Bread is a cornerstone of the Italian dining experience. The types of types of Italian bread available across Italy are as diverse as its remarkable cities — from the well known ciabatta and focaccia, to dessert breads such as Panettone, to obscure offerings such as taralli, a circular bread snack.
The word for bakery in Italian is forno. Let’s imagine a trip to the forno and discover a few types of Italian bread you may taste there.
Breads in the Bakery
For breakfast you might find yourself in a cafe or bakery snacking on a cornetto. Similar in appearance to a French croissant but sweeter, a cornetto is often filled with jam or cream.
If you’re strolling around Rome in search of lunch, you might pick up a rosette, a hollow roll shaped like a rose the locals like to use for sandwiches.
Perhaps it’s time for a late afternoon snack? Taralli - a circular Italian bread with a similar consistency to pretzels will take the edge right off your hunger.
If you’re visiting for the Christmas or New Year’s holidays you might eat some panettone - a hearty dessert bread containing candied orange, citron, and lemon zest, as well as raisins. It has also been known to show up on the banquet table for other special occasions.
Now let’s discuss the two most famous Italian breads you’ve come to know and love due to their wide availability outside of Italy - focaccia and ciabatta.
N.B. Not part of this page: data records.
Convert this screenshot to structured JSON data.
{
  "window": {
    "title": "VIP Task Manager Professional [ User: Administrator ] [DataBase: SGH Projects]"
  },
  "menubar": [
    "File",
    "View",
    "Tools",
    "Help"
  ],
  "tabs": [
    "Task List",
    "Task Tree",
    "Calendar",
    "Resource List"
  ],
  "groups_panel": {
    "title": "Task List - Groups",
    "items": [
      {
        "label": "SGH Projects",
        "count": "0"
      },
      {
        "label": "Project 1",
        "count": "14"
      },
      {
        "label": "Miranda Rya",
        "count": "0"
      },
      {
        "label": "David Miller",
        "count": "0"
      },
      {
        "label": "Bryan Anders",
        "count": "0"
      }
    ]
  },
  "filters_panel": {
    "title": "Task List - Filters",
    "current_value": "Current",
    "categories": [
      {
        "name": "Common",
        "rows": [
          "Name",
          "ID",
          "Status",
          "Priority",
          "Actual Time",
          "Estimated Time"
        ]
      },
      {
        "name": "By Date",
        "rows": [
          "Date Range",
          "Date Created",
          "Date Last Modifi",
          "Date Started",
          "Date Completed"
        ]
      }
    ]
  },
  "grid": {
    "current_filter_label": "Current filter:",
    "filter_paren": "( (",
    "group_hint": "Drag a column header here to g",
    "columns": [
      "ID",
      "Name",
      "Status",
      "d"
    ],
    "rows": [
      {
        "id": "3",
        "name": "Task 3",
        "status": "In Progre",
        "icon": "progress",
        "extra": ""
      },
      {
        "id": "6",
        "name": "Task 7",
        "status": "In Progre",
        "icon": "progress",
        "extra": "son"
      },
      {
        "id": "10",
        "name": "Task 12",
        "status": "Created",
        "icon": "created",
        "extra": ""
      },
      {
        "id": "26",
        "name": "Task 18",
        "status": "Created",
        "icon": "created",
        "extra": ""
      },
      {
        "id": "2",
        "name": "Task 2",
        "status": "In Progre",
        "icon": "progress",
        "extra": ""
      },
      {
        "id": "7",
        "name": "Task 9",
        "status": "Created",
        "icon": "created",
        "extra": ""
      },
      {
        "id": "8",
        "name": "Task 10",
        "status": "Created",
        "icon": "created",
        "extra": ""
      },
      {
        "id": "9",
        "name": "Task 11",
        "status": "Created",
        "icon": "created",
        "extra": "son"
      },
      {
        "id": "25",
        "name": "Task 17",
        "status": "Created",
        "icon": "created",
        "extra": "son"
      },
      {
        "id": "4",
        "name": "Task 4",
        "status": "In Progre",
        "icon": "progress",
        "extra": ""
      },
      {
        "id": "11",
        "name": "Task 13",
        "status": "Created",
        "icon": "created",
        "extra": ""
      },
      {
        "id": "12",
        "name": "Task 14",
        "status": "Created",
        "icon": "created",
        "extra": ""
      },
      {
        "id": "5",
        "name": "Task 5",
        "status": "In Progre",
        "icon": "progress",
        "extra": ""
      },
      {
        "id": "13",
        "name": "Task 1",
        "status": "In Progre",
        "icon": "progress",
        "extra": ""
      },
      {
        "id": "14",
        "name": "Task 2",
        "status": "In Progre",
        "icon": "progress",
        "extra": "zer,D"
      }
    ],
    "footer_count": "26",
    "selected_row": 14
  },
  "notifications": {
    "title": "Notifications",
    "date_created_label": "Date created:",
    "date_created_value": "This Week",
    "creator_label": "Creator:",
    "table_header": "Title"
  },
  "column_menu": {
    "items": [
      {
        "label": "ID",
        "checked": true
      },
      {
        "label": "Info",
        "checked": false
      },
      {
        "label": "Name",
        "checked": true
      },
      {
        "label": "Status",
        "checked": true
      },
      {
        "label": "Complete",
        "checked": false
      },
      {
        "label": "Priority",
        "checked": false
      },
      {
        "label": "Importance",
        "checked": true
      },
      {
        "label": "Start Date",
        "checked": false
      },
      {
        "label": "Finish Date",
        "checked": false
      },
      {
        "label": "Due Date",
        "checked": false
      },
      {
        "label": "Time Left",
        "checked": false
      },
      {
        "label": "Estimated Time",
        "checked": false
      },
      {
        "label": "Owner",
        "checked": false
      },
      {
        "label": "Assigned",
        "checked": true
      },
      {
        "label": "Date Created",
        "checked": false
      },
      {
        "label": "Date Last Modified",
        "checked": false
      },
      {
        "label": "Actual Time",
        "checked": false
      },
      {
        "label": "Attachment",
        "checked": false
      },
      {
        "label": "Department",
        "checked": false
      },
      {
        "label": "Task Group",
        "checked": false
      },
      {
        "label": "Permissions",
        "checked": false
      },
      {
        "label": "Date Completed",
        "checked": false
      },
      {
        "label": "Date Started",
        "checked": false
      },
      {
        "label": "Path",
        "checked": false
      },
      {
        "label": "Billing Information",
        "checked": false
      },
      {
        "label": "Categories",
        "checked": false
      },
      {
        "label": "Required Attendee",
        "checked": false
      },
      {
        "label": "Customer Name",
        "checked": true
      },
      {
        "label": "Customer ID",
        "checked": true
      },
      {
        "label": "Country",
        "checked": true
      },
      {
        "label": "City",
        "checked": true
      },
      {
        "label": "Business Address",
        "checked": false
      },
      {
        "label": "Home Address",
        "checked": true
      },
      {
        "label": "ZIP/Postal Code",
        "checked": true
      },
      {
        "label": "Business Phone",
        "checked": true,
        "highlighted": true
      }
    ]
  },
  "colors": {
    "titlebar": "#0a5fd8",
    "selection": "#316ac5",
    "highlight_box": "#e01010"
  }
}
For the home of focaccia we head to the northwest of Italy and the intense blues of the Ligurian Sea. Liguria has numerous small villages, each with their own variant of focaccia, contributing to the wide varieties eaten today. Focaccia is usually characterized by a crispy bottom crust and a soft spongy top layer. It remains an incredibly versatile bread, one Italians have adapted into both sweet and savoury variations.
The most famous of these is the well-known focaccia alla genovese, topped with olive oil and salt. For those with a sweet tooth, you can also find focaccia dolce (sweet focaccia) in Italy’s Northwest, a basic focaccia base topped with sugar or honey and fresh figs.
For a more unusual variant, the town of Recco makes focaccia col formaggio, which consists of a layer of stracchino, a local soft cheese, sealed in between two thin sheets of pastry and baked.
Ciabatta (slipper) is actually a very modern bread, created in the early 1980s in Verona as a response to the popularity of sandwiches made with imported French baguettes. You may have had a panini, a toasted sandwich, made with small loaves of ciabatta. Keep in mind panini is largely used in this way outside of Italy. In Italy a panini (plural) or panino (singular) can refer to any sandwich, regardless of bread type. So although your sandwich will likely be delicious, it might not be what you’re used to at home.
There you have it, consider yourself well-prepped to explore some of the famous breads of Italy. Buon appetito!